Exercise 1 (Ross 1.7).

Solutions to Problem Set 2.1
Due: Friday September 3, 2004
Exercise 1 (Ross 1.7).
(a) In how many ways can 3 boys and 3 girls sit in a row?
(b) In how many ways can 3 boys and 3 girls sit in a row if the boys and girls are each to
sit together?
(c) In how many ways if only the boys must sit together?
(d) In how many ways if no two people of the same sex are allowed to sit together?
(a) There are 6! = 720 ways 6 people can sit in a row.
(b) We can have either BBBGGG or GGGBBB, so disregarding the order within boys and
within girls, there are 2 possibilites. There are 3! ways to order the boys, and 3! ways
to order the girls, so all together there are (2)(3!)(3!) = 72 ways to do this.
(c) If the boys are regards as a unit, then we can first order the objects {B, G1 , G2 , G3 },

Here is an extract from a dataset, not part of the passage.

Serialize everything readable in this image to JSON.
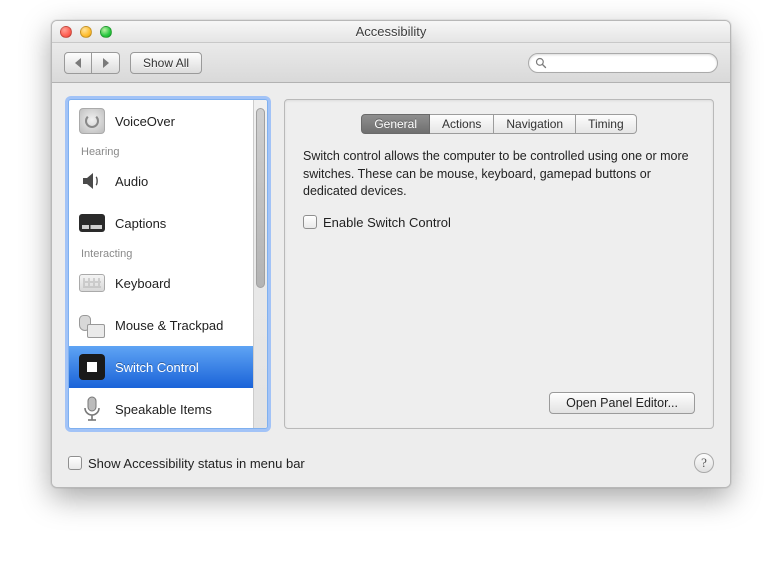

where B is the unit of the three boys, and G1 , G2 , G3 are the girls. There are 4! ways
to do this. Then the boys can be ordered in 3! ways. Thus the answer is 4!3! = 144.
(d) We can have either BGBGBG or GBGBGB. For each such arrangement, there are 3!
ways to arrange the boys, and 3! ways to arrange the girls, so the answer is (2)(3!)(3!) =
Exercise 2 (Ross 1.9). A child has 12 blocks, of which 6 are black, 4 are red, 1 is white,
and 1 is blue. If the child puts the blocks in a line, how many arrangements are possible?
Solution. There are 12 spots to be filled: 6 of them are black, 4 are red, 1 is white, and 1
is blue. Think of the spots as a collection which we are to partition into 4 subcollections of
sizes 6,4,1, and 1. In other words, we must decide for each spot whether it is to be black,
red, white, or blue, but we must do this in such a way so that there are 6 blacks, 4 reds, 1
white, and 1 blue. There are
= 27720
6, 4, 1, 1
ways to do this.
Another way to think about this as follows. Suppose the blocks are labelled, so we have
α1 , α2 , . . . , α6 , β1 , β2 , . . . , β4 , γ, δ, where the α’s are the black blocks, the β’s are the red
blocks, γ is the single white block, and δ is the single blue block. Then all the blocks are
distinguishable from one another and there are 12! such arrangements. But for each such
arrangements, there are 6!4!1!1! arrangements which differ only in the subscripts. By this,
I mean that I can permute the α’s amongst themselves and the β’s amongst themselves in
6!4! ways, and this will not alter the arrangements of colors, only of the subscripts. Thus,
considering color alone, there are 12!/(6!4!1!1!) distinguishable arrangements.
Exercise 3 (Ross 1.13). Consider a group of 20 people. If everyone shakes hands with
everyone else, how many handshakes take place?
Solution. How many ways to pick two people from 20? There are 20
such pairs, so the
answer is (20)(19)/2 = 190.
Exercise 4 (Ross 1.15). A dance class consists of 22 students, 10 women and 12 men. If
5 men and 5 women are to be chosen and then paired off, how many results are possible?
Solution. First, we can pick 5 men and 5 women in 10
ways. There are 5! ways to
pair up the chosen 5 mean with the 5 women. [Think of lining up the men in a row. There
are 5! ways of then lining up the women to create the pairs.] Thus the answer is
10 12
5! .
Exercise 5 (Ross 1.19). From a group of 8 women and 6 men a committee consisting of
3 men and 3 women is to be formed. How many different committees are possible if
(a) 2 of the men refuse to serve together.
(b) 2 of the women refuse to serve together.
(c) 1 man and 1 woman refuse to serve together.
(a) Distinguish one of the men in thepair which refuses to serve with one another, and
suppose he is “Bob”. There are 42 ways to choose the men in the committee so that
Bob is included, as there are 4 men who he would serve with, of which we have to
choose 2. If Bob is not in the committee, then there are 53 ways to pick the men.
[There are 5 other men besides Bob, of which we must choose 3.] There are 83 ways
to choose the women on the commitee. Thus the number of committees is
= 896 .
(b) The same reasoning gives
= 1000 .
5 7
Call the man
committees containing
2 3
5 8
Bob, and 3 3 committess not containing Bob. Thus the total number of committees is
5 7
5 8
= 910 .
2 3
3 3
Exercise 6 (Ross 1.25). The game of bridge is played by 4 players, each of whom is dealt
13 cards. How many bridge hands are possible?
Solution. There are
13, 13, 13, 13
ways to split the cards into 4 groups, each of size 13. This does not distinguish between
the order of cards within a hand.